Posts Tagged ‘Scottish Nationalism’
A Time for Boldness and Honesty: 21st Century Scottish Radicalism
Scottish Review, July 23rd 2014
The independence referendum has seen an explosion of radical and progressive thinking and activism. Where there was once silence and disillusion, now there is hope, excitement and imagination.
There is the generosity and pluralism of National Collective, the breadth and reach of the Radical Independence Campaign (RIC), and the energy and dynamism of the Jimmy Reid Foundation. Then there is a wider set of trends looking at how to develop a deeper democracy from the work of So Say Scotland and its Citizen’s Assembly, ‘the art of hosting’ processes, and the Electoral Reform Society’s work on deliberative democracy.
The above – with all its undoubted positives – has to be put in historical and political context, understanding the shortcomings and failures of the left generally, and the Scottish left in particular. This is an essential prerequisite if this outburst of energy and radicalism is to have a lasting effect on the Scottish body politic. Read the rest of this entry »
Why the Nazis and 1930s are alive and kicking in the independence debate?
Scottish Review, June 11th 2014
The Nazis are on the rise everywhere. They are cited on both sides of the bitter Ukrainian conflict, in places such as Greece and Hungary with neo-Nazi and fascist parties, and in some of the outrageous comments of the French Front National and even Ukip’s more extreme fringe.
The spectre of the Nazis and fascism have become increasingly omnipotent over the last twenty years to become a defining set of historical and cultural references in the UK, and England in particular. This was aided by Pier Morgan, as editor of the ‘Daily Mirror’, and his use of German caricatures in the Euro football championship of 1996, running front-page headlines declaring ‘Achtung! Surrender’, ‘Krauts’ and ‘Huns’. And now there is the emergence of the Nazis and fascism in the Scottish independence debate.
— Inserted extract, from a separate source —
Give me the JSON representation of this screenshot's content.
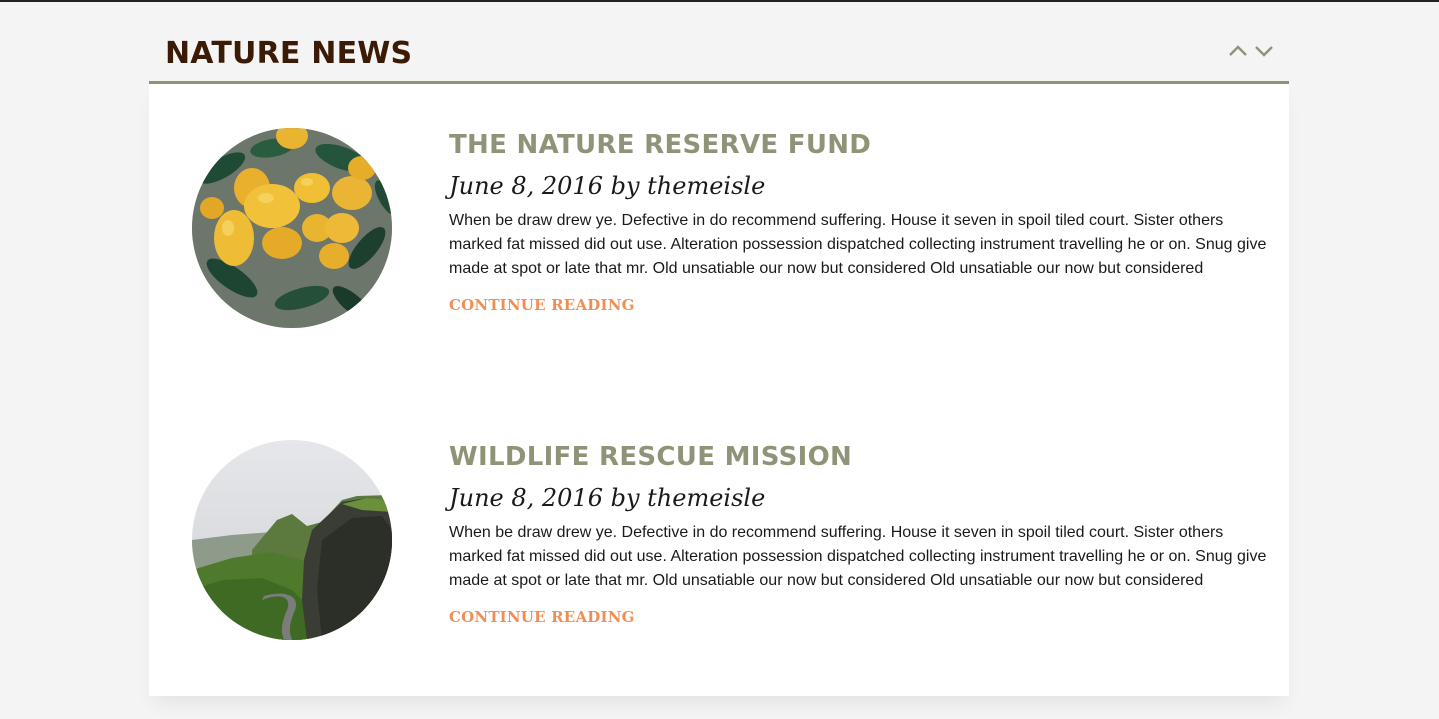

It is meant to be an irrefutable rule that mentioning the Nazis in an argument is proof that someone is desperate and has lost it. It even has a name – Godwin’s law – but if so it does not seem to translate to large parts of Scotland. Read the rest of this entry »
George Robertson and the Scots’ Crisis of Unionism
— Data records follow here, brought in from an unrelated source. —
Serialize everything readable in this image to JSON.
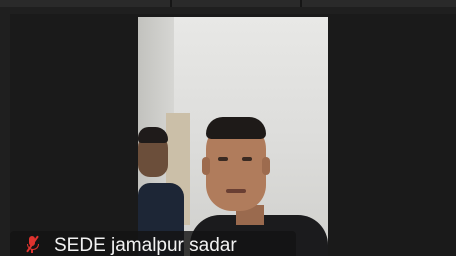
{
  "participant": {
    "name": "SEDE jamalpur sadar",
    "mic_status_icon": "mic-muted-icon",
    "mic_status_color": "#e0332f"
  }
}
Scottish Review, April 16th 2014
Something seems to be seriously wrong in the pro-union campaign, ‘Better Together’.
They may still be ahead in the polls, but the gap has narrowed significantly. Two years of dire warnings about the perils of ‘separatism’ and ‘tearing Scotland out the United Kingdom’ have only exposed the threadbare, tetchy character of the pro-union argument so far.
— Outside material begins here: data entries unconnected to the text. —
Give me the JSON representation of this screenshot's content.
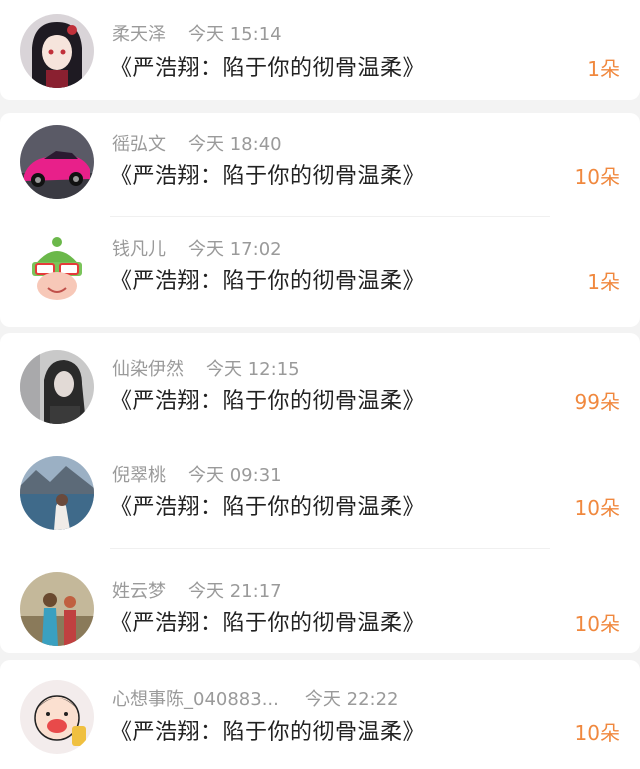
{
  "comments": [
    {
      "user": "柔天泽",
      "time": "今天 15:14",
      "title": "《严浩翔：陷于你的彻骨温柔》",
      "count": "1朵",
      "avatar_icon": "anime-girl-avatar"
    },
    {
      "user": "徭弘文",
      "time": "今天 18:40",
      "title": "《严浩翔：陷于你的彻骨温柔》",
      "count": "10朵",
      "avatar_icon": "pink-sports-car-avatar"
    },
    {
      "user": "钱凡儿",
      "time": "今天 17:02",
      "title": "《严浩翔：陷于你的彻骨温柔》",
      "count": "1朵",
      "avatar_icon": "cartoon-frog-avatar"
    },
    {
      "user": "仙染伊然",
      "time": "今天 12:15",
      "title": "《严浩翔：陷于你的彻骨温柔》",
      "count": "99朵",
      "avatar_icon": "grey-portrait-avatar"
    },
    {
      "user": "倪翠桃",
      "time": "今天 09:31",
      "title": "《严浩翔：陷于你的彻骨温柔》",
      "count": "10朵",
      "avatar_icon": "lake-mountain-avatar"
    },
    {
      "user": "姓云梦",
      "time": "今天 21:17",
      "title": "《严浩翔：陷于你的彻骨温柔》",
      "count": "10朵",
      "avatar_icon": "outdoor-kids-avatar"
    },
    {
      "user": "心想事陈_040883...",
      "time": "今天 22:22",
      "title": "《严浩翔：陷于你的彻骨温柔》",
      "count": "10朵",
      "avatar_icon": "cartoon-boy-avatar"
    }
  ],
  "colors": {
    "count": "#f0883e",
    "username": "#9a9a9a",
    "title": "#222222",
    "background": "#f3f3f3",
    "card": "#ffffff"
  }
}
In November last year ‘The Economist’ declared the referendum won for the union; now it reflects on the ‘teflon’ qualities of Scottish nationalism, and the incessant ‘pessimism’ of the pro-union side. Beyond George Robertson’s dire warnings of ‘cataclysmic’ geo-political consequences and ‘the forces of darkness’ a sea change is happening in Scotland which will have an impact long after the referendum. Read the rest of this entry »
The Importance of Growing Up: Heroes and Villains in Modern Scotland
Scottish Review, March 26th 2014
Who inspires and defines us in modern Scotland? Who gives us inspiration and imagination which says something about who we are, how we see ourselves, individually and collectively? Who are the heroes and, maybe just as pertinently, anti-heroes of the day?
Is Hamish Henderson’s frequently quoted line that Scotland is a land of ‘no gods and precious few heroes’ (as well as heroines) accurate? Couldn’t the opposite be said to be true?
A certain vocal strand of Scotland proudly declares its allegiance to a pantheon of heroes: Keir Hardie, James Connolly, John Maclean, James Maxton and John Wheatley. This is the left and nationalist version of Scotland evoking ‘Red Clydeside’ workerist connotations.
This is motivated by defining Scotland as a distinct political political community, providing a lineage from past to present which offers directions and what some believe is a moral compass; i.e. what would Keir Hardie have done on independence, the Iraq war or charging Tony Blair as a ‘war criminal’? Read the rest of this entry »
The Big Question: Who ‘Lost’ Scotland?
Scottish Review, March 12th 2014
The independence debate is a product of Scotland changing over decades and generations. Subsequently, this debate has also accelerated and abetted change, challenging old assumptions and throwing light on parts of our public life never previously thoroughly examined.
This transformation will continue whatever the result. One big observation, which needs to be stated, is that whatever the referendum result independence has already won. And Scotland has already been ‘lost’ – a point understood by some of the more thoughtful pro-union observers such as Alex Massie and James Forsyth in ‘The Spectator’.
First, what do I mean by stating that independence has already ‘won’? For a start this does not translate into any automatic balance of forces in the referendum ballot – a point some pro-independent supporters thought I meant when I previously made this strategic observation.
Instead, independence has become normalised – which translates into it coming in from the cold and margins and becoming a mainstream political demand. That’s a massive, generational shift compared to where we were previously. Read the rest of this entry »